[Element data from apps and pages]
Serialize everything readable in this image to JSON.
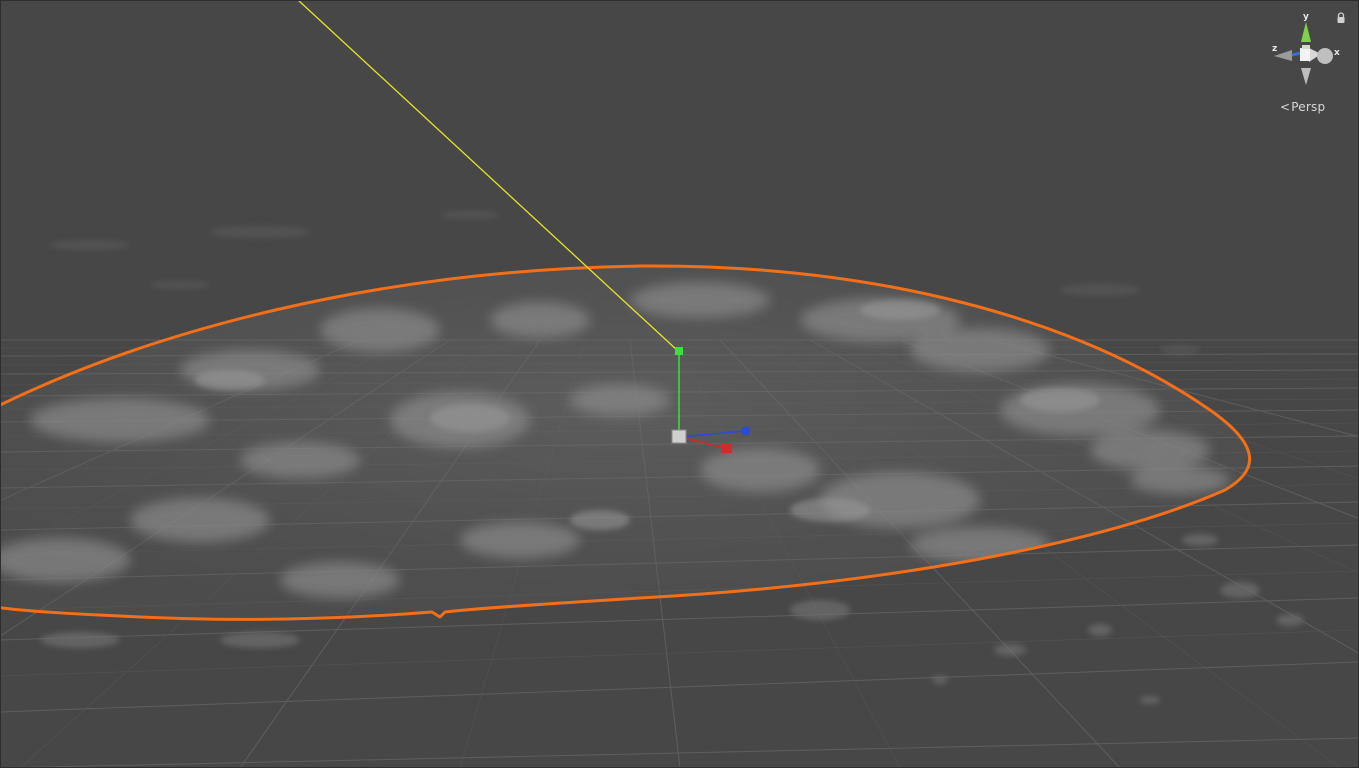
{
  "view": {
    "projection_label": "Persp",
    "background_color": "#474747",
    "grid_color": "#5c5c5c",
    "selection_outline_color": "#f36f1a",
    "light_ray_color": "#e5e52a"
  },
  "orientation_gizmo": {
    "axis_y_label": "y",
    "axis_x_label": "x",
    "axis_z_label": "z",
    "axis_y_color": "#7fd34a",
    "axis_x_color": "#d8d8d8",
    "axis_z_color": "#3b6bd6",
    "icon": "orientation-gizmo-icon"
  },
  "lock": {
    "icon": "lock-icon"
  },
  "transform_handle": {
    "y_axis_color": "#39e23a",
    "x_axis_color": "#d22b2b",
    "z_axis_color": "#2b4bd6",
    "center_color": "#cfcfcf"
  }
}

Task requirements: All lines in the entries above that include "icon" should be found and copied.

Solution to the problem:
    "icon": "orientation-gizmo-icon"
    "icon": "lock-icon"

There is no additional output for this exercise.